Information shown Start Marker
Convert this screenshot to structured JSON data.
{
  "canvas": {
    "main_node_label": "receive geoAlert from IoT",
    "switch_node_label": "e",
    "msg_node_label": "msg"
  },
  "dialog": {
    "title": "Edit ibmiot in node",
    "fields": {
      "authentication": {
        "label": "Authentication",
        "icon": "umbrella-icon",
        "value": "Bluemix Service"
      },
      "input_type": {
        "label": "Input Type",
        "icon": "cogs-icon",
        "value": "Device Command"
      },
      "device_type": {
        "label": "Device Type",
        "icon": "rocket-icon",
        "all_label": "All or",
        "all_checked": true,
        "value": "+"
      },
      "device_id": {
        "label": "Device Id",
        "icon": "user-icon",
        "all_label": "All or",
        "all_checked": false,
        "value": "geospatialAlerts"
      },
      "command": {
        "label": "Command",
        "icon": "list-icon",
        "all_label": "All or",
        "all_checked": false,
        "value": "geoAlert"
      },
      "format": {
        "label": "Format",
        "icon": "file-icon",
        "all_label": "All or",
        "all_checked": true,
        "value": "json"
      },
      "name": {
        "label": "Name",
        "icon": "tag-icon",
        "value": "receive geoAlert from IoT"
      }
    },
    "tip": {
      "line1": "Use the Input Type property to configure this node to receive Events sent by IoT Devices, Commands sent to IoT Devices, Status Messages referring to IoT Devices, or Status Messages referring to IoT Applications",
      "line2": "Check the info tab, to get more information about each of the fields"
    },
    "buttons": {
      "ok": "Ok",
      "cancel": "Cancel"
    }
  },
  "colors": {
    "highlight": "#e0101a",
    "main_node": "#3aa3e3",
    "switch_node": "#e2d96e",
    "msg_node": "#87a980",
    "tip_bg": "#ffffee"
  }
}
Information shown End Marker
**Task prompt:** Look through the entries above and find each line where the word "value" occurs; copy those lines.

**Task response:**
        "value": "Bluemix Service"
        "value": "Device Command"
        "value": "+"
        "value": "geospatialAlerts"
        "value": "geoAlert"
        "value": "json"
        "value": "receive geoAlert from IoT"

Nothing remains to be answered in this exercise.